**YOUR OBJECTIVE:** The answer should consist of the records below, repeated exactly, and no pictures.

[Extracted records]
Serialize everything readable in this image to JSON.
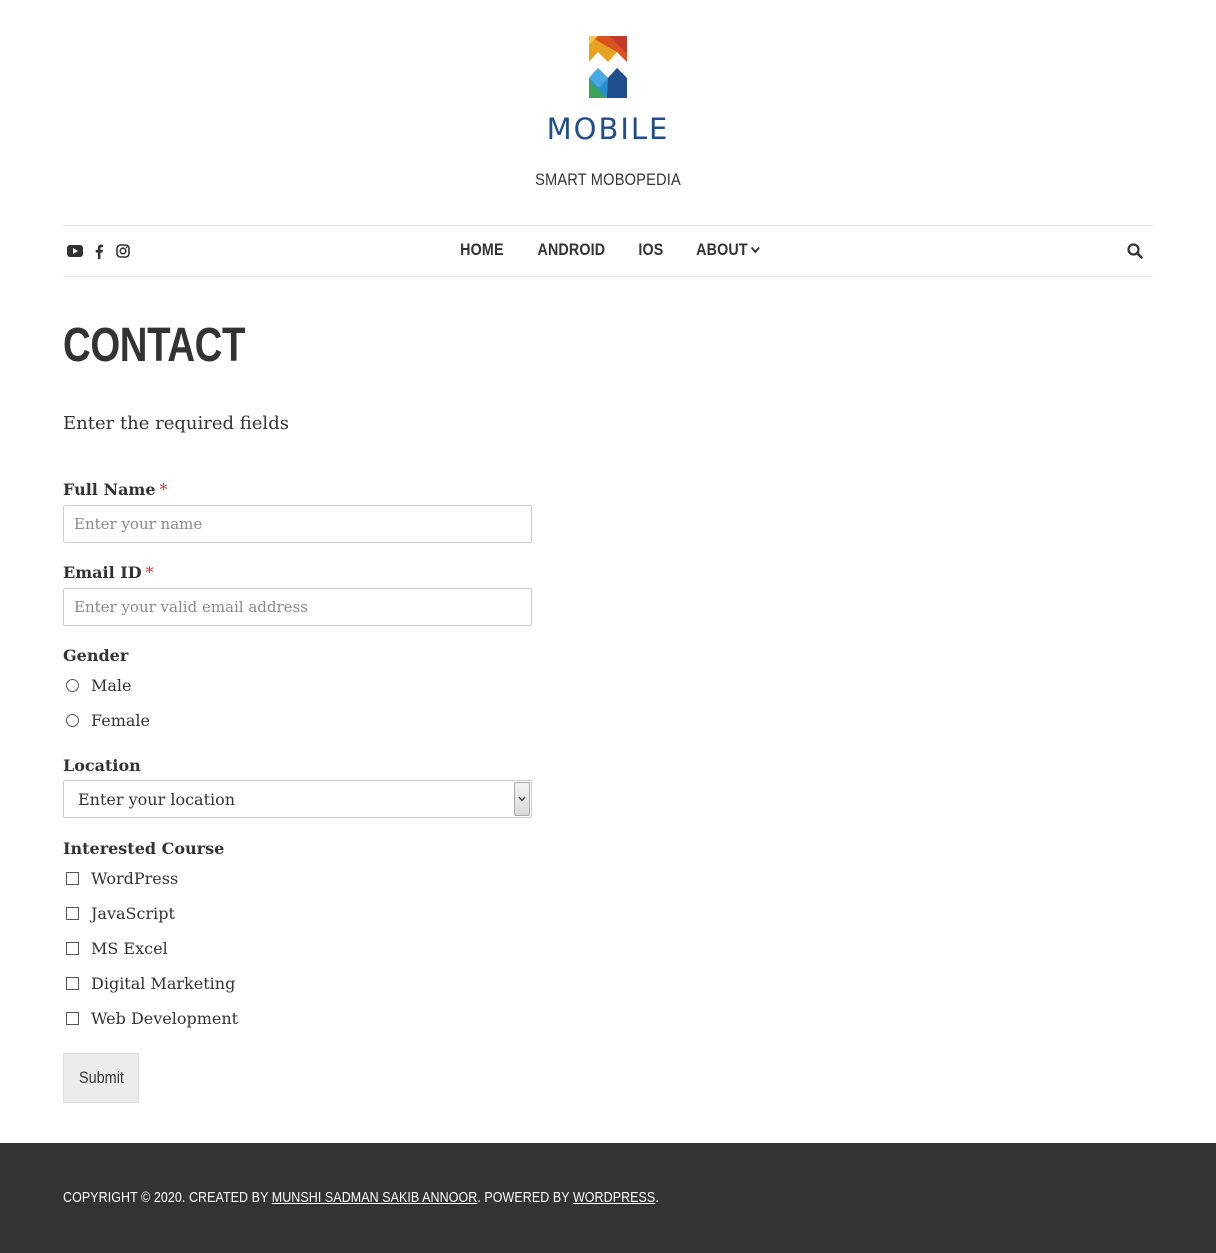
{
  "site": {
    "logo_text": "MOBILE",
    "tagline": "SMART MOBOPEDIA"
  },
  "nav": {
    "social_icons": [
      "youtube-icon",
      "facebook-icon",
      "instagram-icon"
    ],
    "items": [
      {
        "label": "HOME"
      },
      {
        "label": "ANDROID"
      },
      {
        "label": "IOS"
      },
      {
        "label": "ABOUT",
        "has_dropdown": true
      }
    ],
    "search_icon": "search-icon"
  },
  "page": {
    "title": "CONTACT",
    "intro": "Enter the required fields"
  },
  "form": {
    "full_name": {
      "label": "Full Name",
      "required_mark": "*",
      "placeholder": "Enter your name",
      "value": ""
    },
    "email": {
      "label": "Email ID",
      "required_mark": "*",
      "placeholder": "Enter your valid email address",
      "value": ""
    },
    "gender": {
      "label": "Gender",
      "options": [
        "Male",
        "Female"
      ],
      "selected": null
    },
    "location": {
      "label": "Location",
      "selected": "Enter your location"
    },
    "course": {
      "label": "Interested Course",
      "options": [
        "WordPress",
        "JavaScript",
        "MS Excel",
        "Digital Marketing",
        "Web Development"
      ],
      "checked": []
    },
    "submit_label": "Submit"
  },
  "footer": {
    "prefix": "COPYRIGHT © 2020. CREATED BY ",
    "author": "MUNSHI SADMAN SAKIB ANNOOR",
    "middle": ". POWERED BY ",
    "powered_by": "WORDPRESS",
    "suffix": "."
  },
  "colors": {
    "logo_blue": "#1f4e8c",
    "text": "#333333",
    "required": "#d63638",
    "footer_bg": "#333333",
    "border": "#e2e2e2"
  }
}
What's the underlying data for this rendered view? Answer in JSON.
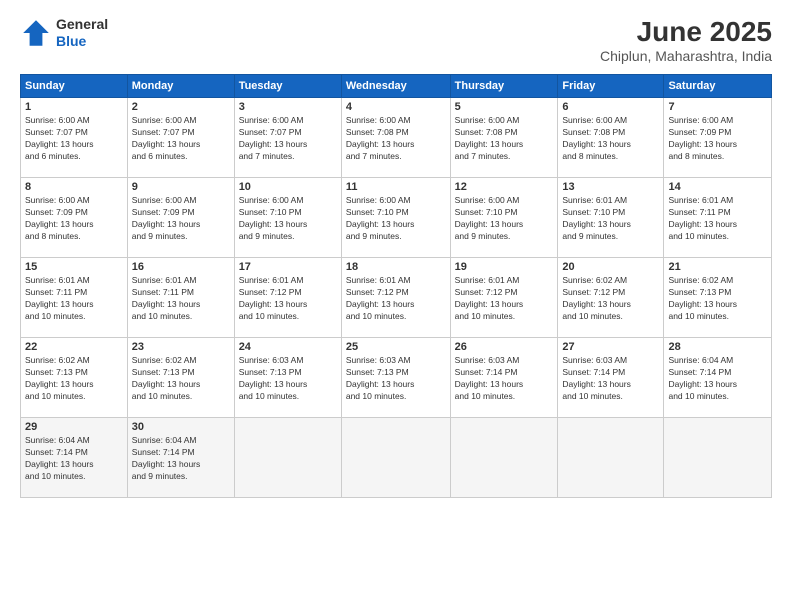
{
  "header": {
    "logo_general": "General",
    "logo_blue": "Blue",
    "title": "June 2025",
    "location": "Chiplun, Maharashtra, India"
  },
  "weekdays": [
    "Sunday",
    "Monday",
    "Tuesday",
    "Wednesday",
    "Thursday",
    "Friday",
    "Saturday"
  ],
  "weeks": [
    [
      {
        "day": "1",
        "detail": "Sunrise: 6:00 AM\nSunset: 7:07 PM\nDaylight: 13 hours\nand 6 minutes."
      },
      {
        "day": "2",
        "detail": "Sunrise: 6:00 AM\nSunset: 7:07 PM\nDaylight: 13 hours\nand 6 minutes."
      },
      {
        "day": "3",
        "detail": "Sunrise: 6:00 AM\nSunset: 7:07 PM\nDaylight: 13 hours\nand 7 minutes."
      },
      {
        "day": "4",
        "detail": "Sunrise: 6:00 AM\nSunset: 7:08 PM\nDaylight: 13 hours\nand 7 minutes."
      },
      {
        "day": "5",
        "detail": "Sunrise: 6:00 AM\nSunset: 7:08 PM\nDaylight: 13 hours\nand 7 minutes."
      },
      {
        "day": "6",
        "detail": "Sunrise: 6:00 AM\nSunset: 7:08 PM\nDaylight: 13 hours\nand 8 minutes."
      },
      {
        "day": "7",
        "detail": "Sunrise: 6:00 AM\nSunset: 7:09 PM\nDaylight: 13 hours\nand 8 minutes."
      }
    ],
    [
      {
        "day": "8",
        "detail": "Sunrise: 6:00 AM\nSunset: 7:09 PM\nDaylight: 13 hours\nand 8 minutes."
      },
      {
        "day": "9",
        "detail": "Sunrise: 6:00 AM\nSunset: 7:09 PM\nDaylight: 13 hours\nand 9 minutes."
      },
      {
        "day": "10",
        "detail": "Sunrise: 6:00 AM\nSunset: 7:10 PM\nDaylight: 13 hours\nand 9 minutes."
      },
      {
        "day": "11",
        "detail": "Sunrise: 6:00 AM\nSunset: 7:10 PM\nDaylight: 13 hours\nand 9 minutes."
      },
      {
        "day": "12",
        "detail": "Sunrise: 6:00 AM\nSunset: 7:10 PM\nDaylight: 13 hours\nand 9 minutes."
      },
      {
        "day": "13",
        "detail": "Sunrise: 6:01 AM\nSunset: 7:10 PM\nDaylight: 13 hours\nand 9 minutes."
      },
      {
        "day": "14",
        "detail": "Sunrise: 6:01 AM\nSunset: 7:11 PM\nDaylight: 13 hours\nand 10 minutes."
      }
    ],
    [
      {
        "day": "15",
        "detail": "Sunrise: 6:01 AM\nSunset: 7:11 PM\nDaylight: 13 hours\nand 10 minutes."
      },
      {
        "day": "16",
        "detail": "Sunrise: 6:01 AM\nSunset: 7:11 PM\nDaylight: 13 hours\nand 10 minutes."
      },
      {
        "day": "17",
        "detail": "Sunrise: 6:01 AM\nSunset: 7:12 PM\nDaylight: 13 hours\nand 10 minutes."
      },
      {
        "day": "18",
        "detail": "Sunrise: 6:01 AM\nSunset: 7:12 PM\nDaylight: 13 hours\nand 10 minutes."
      },
      {
        "day": "19",
        "detail": "Sunrise: 6:01 AM\nSunset: 7:12 PM\nDaylight: 13 hours\nand 10 minutes."
      },
      {
        "day": "20",
        "detail": "Sunrise: 6:02 AM\nSunset: 7:12 PM\nDaylight: 13 hours\nand 10 minutes."
      },
      {
        "day": "21",
        "detail": "Sunrise: 6:02 AM\nSunset: 7:13 PM\nDaylight: 13 hours\nand 10 minutes."
      }
    ],
    [
      {
        "day": "22",
        "detail": "Sunrise: 6:02 AM\nSunset: 7:13 PM\nDaylight: 13 hours\nand 10 minutes."
      },
      {
        "day": "23",
        "detail": "Sunrise: 6:02 AM\nSunset: 7:13 PM\nDaylight: 13 hours\nand 10 minutes."
      },
      {
        "day": "24",
        "detail": "Sunrise: 6:03 AM\nSunset: 7:13 PM\nDaylight: 13 hours\nand 10 minutes."
      },
      {
        "day": "25",
        "detail": "Sunrise: 6:03 AM\nSunset: 7:13 PM\nDaylight: 13 hours\nand 10 minutes."
      },
      {
        "day": "26",
        "detail": "Sunrise: 6:03 AM\nSunset: 7:14 PM\nDaylight: 13 hours\nand 10 minutes."
      },
      {
        "day": "27",
        "detail": "Sunrise: 6:03 AM\nSunset: 7:14 PM\nDaylight: 13 hours\nand 10 minutes."
      },
      {
        "day": "28",
        "detail": "Sunrise: 6:04 AM\nSunset: 7:14 PM\nDaylight: 13 hours\nand 10 minutes."
      }
    ],
    [
      {
        "day": "29",
        "detail": "Sunrise: 6:04 AM\nSunset: 7:14 PM\nDaylight: 13 hours\nand 10 minutes."
      },
      {
        "day": "30",
        "detail": "Sunrise: 6:04 AM\nSunset: 7:14 PM\nDaylight: 13 hours\nand 9 minutes."
      },
      {
        "day": "",
        "detail": ""
      },
      {
        "day": "",
        "detail": ""
      },
      {
        "day": "",
        "detail": ""
      },
      {
        "day": "",
        "detail": ""
      },
      {
        "day": "",
        "detail": ""
      }
    ]
  ]
}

**TASK RESULT:**
Serialize everything readable in this image to JSON.
{
  "site": {
    "logo_text": "MOBILE",
    "tagline": "SMART MOBOPEDIA"
  },
  "nav": {
    "social_icons": [
      "youtube-icon",
      "facebook-icon",
      "instagram-icon"
    ],
    "items": [
      {
        "label": "HOME"
      },
      {
        "label": "ANDROID"
      },
      {
        "label": "IOS"
      },
      {
        "label": "ABOUT",
        "has_dropdown": true
      }
    ],
    "search_icon": "search-icon"
  },
  "page": {
    "title": "CONTACT",
    "intro": "Enter the required fields"
  },
  "form": {
    "full_name": {
      "label": "Full Name",
      "required_mark": "*",
      "placeholder": "Enter your name",
      "value": ""
    },
    "email": {
      "label": "Email ID",
      "required_mark": "*",
      "placeholder": "Enter your valid email address",
      "value": ""
    },
    "gender": {
      "label": "Gender",
      "options": [
        "Male",
        "Female"
      ],
      "selected": null
    },
    "location": {
      "label": "Location",
      "selected": "Enter your location"
    },
    "course": {
      "label": "Interested Course",
      "options": [
        "WordPress",
        "JavaScript",
        "MS Excel",
        "Digital Marketing",
        "Web Development"
      ],
      "checked": []
    },
    "submit_label": "Submit"
  },
  "footer": {
    "prefix": "COPYRIGHT © 2020. CREATED BY ",
    "author": "MUNSHI SADMAN SAKIB ANNOOR",
    "middle": ". POWERED BY ",
    "powered_by": "WORDPRESS",
    "suffix": "."
  },
  "colors": {
    "logo_blue": "#1f4e8c",
    "text": "#333333",
    "required": "#d63638",
    "footer_bg": "#333333",
    "border": "#e2e2e2"
  }
}
What's the underlying data for this rendered view? Answer in JSON.
{
  "header": {
    "logo_general": "General",
    "logo_blue": "Blue",
    "title": "June 2025",
    "location": "Chiplun, Maharashtra, India"
  },
  "weekdays": [
    "Sunday",
    "Monday",
    "Tuesday",
    "Wednesday",
    "Thursday",
    "Friday",
    "Saturday"
  ],
  "weeks": [
    [
      {
        "day": "1",
        "detail": "Sunrise: 6:00 AM\nSunset: 7:07 PM\nDaylight: 13 hours\nand 6 minutes."
      },
      {
        "day": "2",
        "detail": "Sunrise: 6:00 AM\nSunset: 7:07 PM\nDaylight: 13 hours\nand 6 minutes."
      },
      {
        "day": "3",
        "detail": "Sunrise: 6:00 AM\nSunset: 7:07 PM\nDaylight: 13 hours\nand 7 minutes."
      },
      {
        "day": "4",
        "detail": "Sunrise: 6:00 AM\nSunset: 7:08 PM\nDaylight: 13 hours\nand 7 minutes."
      },
      {
        "day": "5",
        "detail": "Sunrise: 6:00 AM\nSunset: 7:08 PM\nDaylight: 13 hours\nand 7 minutes."
      },
      {
        "day": "6",
        "detail": "Sunrise: 6:00 AM\nSunset: 7:08 PM\nDaylight: 13 hours\nand 8 minutes."
      },
      {
        "day": "7",
        "detail": "Sunrise: 6:00 AM\nSunset: 7:09 PM\nDaylight: 13 hours\nand 8 minutes."
      }
    ],
    [
      {
        "day": "8",
        "detail": "Sunrise: 6:00 AM\nSunset: 7:09 PM\nDaylight: 13 hours\nand 8 minutes."
      },
      {
        "day": "9",
        "detail": "Sunrise: 6:00 AM\nSunset: 7:09 PM\nDaylight: 13 hours\nand 9 minutes."
      },
      {
        "day": "10",
        "detail": "Sunrise: 6:00 AM\nSunset: 7:10 PM\nDaylight: 13 hours\nand 9 minutes."
      },
      {
        "day": "11",
        "detail": "Sunrise: 6:00 AM\nSunset: 7:10 PM\nDaylight: 13 hours\nand 9 minutes."
      },
      {
        "day": "12",
        "detail": "Sunrise: 6:00 AM\nSunset: 7:10 PM\nDaylight: 13 hours\nand 9 minutes."
      },
      {
        "day": "13",
        "detail": "Sunrise: 6:01 AM\nSunset: 7:10 PM\nDaylight: 13 hours\nand 9 minutes."
      },
      {
        "day": "14",
        "detail": "Sunrise: 6:01 AM\nSunset: 7:11 PM\nDaylight: 13 hours\nand 10 minutes."
      }
    ],
    [
      {
        "day": "15",
        "detail": "Sunrise: 6:01 AM\nSunset: 7:11 PM\nDaylight: 13 hours\nand 10 minutes."
      },
      {
        "day": "16",
        "detail": "Sunrise: 6:01 AM\nSunset: 7:11 PM\nDaylight: 13 hours\nand 10 minutes."
      },
      {
        "day": "17",
        "detail": "Sunrise: 6:01 AM\nSunset: 7:12 PM\nDaylight: 13 hours\nand 10 minutes."
      },
      {
        "day": "18",
        "detail": "Sunrise: 6:01 AM\nSunset: 7:12 PM\nDaylight: 13 hours\nand 10 minutes."
      },
      {
        "day": "19",
        "detail": "Sunrise: 6:01 AM\nSunset: 7:12 PM\nDaylight: 13 hours\nand 10 minutes."
      },
      {
        "day": "20",
        "detail": "Sunrise: 6:02 AM\nSunset: 7:12 PM\nDaylight: 13 hours\nand 10 minutes."
      },
      {
        "day": "21",
        "detail": "Sunrise: 6:02 AM\nSunset: 7:13 PM\nDaylight: 13 hours\nand 10 minutes."
      }
    ],
    [
      {
        "day": "22",
        "detail": "Sunrise: 6:02 AM\nSunset: 7:13 PM\nDaylight: 13 hours\nand 10 minutes."
      },
      {
        "day": "23",
        "detail": "Sunrise: 6:02 AM\nSunset: 7:13 PM\nDaylight: 13 hours\nand 10 minutes."
      },
      {
        "day": "24",
        "detail": "Sunrise: 6:03 AM\nSunset: 7:13 PM\nDaylight: 13 hours\nand 10 minutes."
      },
      {
        "day": "25",
        "detail": "Sunrise: 6:03 AM\nSunset: 7:13 PM\nDaylight: 13 hours\nand 10 minutes."
      },
      {
        "day": "26",
        "detail": "Sunrise: 6:03 AM\nSunset: 7:14 PM\nDaylight: 13 hours\nand 10 minutes."
      },
      {
        "day": "27",
        "detail": "Sunrise: 6:03 AM\nSunset: 7:14 PM\nDaylight: 13 hours\nand 10 minutes."
      },
      {
        "day": "28",
        "detail": "Sunrise: 6:04 AM\nSunset: 7:14 PM\nDaylight: 13 hours\nand 10 minutes."
      }
    ],
    [
      {
        "day": "29",
        "detail": "Sunrise: 6:04 AM\nSunset: 7:14 PM\nDaylight: 13 hours\nand 10 minutes."
      },
      {
        "day": "30",
        "detail": "Sunrise: 6:04 AM\nSunset: 7:14 PM\nDaylight: 13 hours\nand 9 minutes."
      },
      {
        "day": "",
        "detail": ""
      },
      {
        "day": "",
        "detail": ""
      },
      {
        "day": "",
        "detail": ""
      },
      {
        "day": "",
        "detail": ""
      },
      {
        "day": "",
        "detail": ""
      }
    ]
  ]
}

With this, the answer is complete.